“A squid ring may have an aesthetic appeal, but you are cutting down the length of the strongest muscle fibers, which is the worst cut if you want to prepare a delicious and tender dish with cephalopods,” says Professor Mouritsen.

He encourages the eating of cephalopods for the sake of texture and to avoid preparing them so that they become completely dry or completely soft.

“Instead, appreciate that dishes with cephalopods offer a certain mouthfeel and that there should be some resistance in the meat, which should also be creamy – not tough, hard, dry or mealy.”

Fantastic flavors will get us to eat cephalopods

Professor Mouritsen believes that we will eat cephalopods in the future and that gastronomy and science in collaboration can pave the way by creating dishes that are both healthy and tasty. He says:

“At present we are faced with finding alternative food sources, but it is difficult to get people to eat something they do not like. That is why taste comes first. I believe that cephalopods will become a widespread food around the world if we can succeed in making dishes with cephalopods taste so good that there will also be a commercial market for them. We will eat cephalopods because of the taste experience.”

Although cephalopods are a traditional part of the food cultures in many parts of the world, there are only a few top chefs and gastronomic entrepreneurs who have been interested in raising them up to Michelin star level. But two things indicate this is changing: Chefs in food cultures where there is no tradition of either fishing or consuming cephalopods are beginning to explore a local cephalopod kitchen; and chefs in countries where there is a long tradition of eating cephalopods have become interested in reinventing the use of cephalopods, for example, by inventing new dishes and using body parts that have previously been regarded as worthless in cooking.

Facts:

FAO (2014) estimates that the total worldwide catch of cephalopods amounts to about 4.8 million tons per year, but the number is uncertain as not all countries report their catches. Although part of the catch is used for bait for other fishing, the vast majority of the catch is used as food for human consumption.

The commercially most important cephalopods come from the flying squid family (Ommastrephidae), in particular Illex argentinus, Dosidicus gigas, and Todarodes pacificus. Half of the world’s cephalopod catch is Todarodes pacificus (Japanese flying squid) and this squid is possibly the only wild species that has enough potential to contribute significantly to the world supplies of protein. As it stands today, 2% of humans’ global consumption of protein is from cephalopods.

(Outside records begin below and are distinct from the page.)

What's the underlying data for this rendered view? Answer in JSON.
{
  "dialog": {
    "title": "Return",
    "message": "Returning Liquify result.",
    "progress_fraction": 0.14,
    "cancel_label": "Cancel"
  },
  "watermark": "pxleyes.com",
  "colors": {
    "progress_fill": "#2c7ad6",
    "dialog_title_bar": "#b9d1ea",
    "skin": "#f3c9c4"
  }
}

Every year, 350,000 tons of wild octopuses are caught with a trade value of 1.5 billion USD – most of it is caught in Asia; in particular in Chinese waters. However, there are also opportunities in Northern European and North American waters – but it will require the fishing industry to adapt their fishing methods to catch cephalopods as the main catch.

Pros and cons of using cephalopods as a healthy food source:

Pros

  • Cephalopods are a healthy seafood with a lot of protein, only little fat, but mostly polyunsaturated fats
  • Cephalopods are less affected by environmental pollutants than fish
  • All cephalopod populations have stable growth
  • Cephalopods do not have to be tough as food
  • Cephalopods taste good, e.g. umami
  • Cephalopods can balance our meat consumption from land animals
  • There are many different types of cephalopods, each with their gastronomic potential
  • Cephalopods retain their food quality when frozen

Against

  • Cephalopods have a reputation for being tough
  • Cephalopods are difficult to grow in aquaculture
  • Some cephalopods are supposed to be intelligent creatures

Source:

https://food.ku.dk/english/news/2018/cephalopods-could-become-an-important-food-source-in-the-global-community/

About author

Related Articles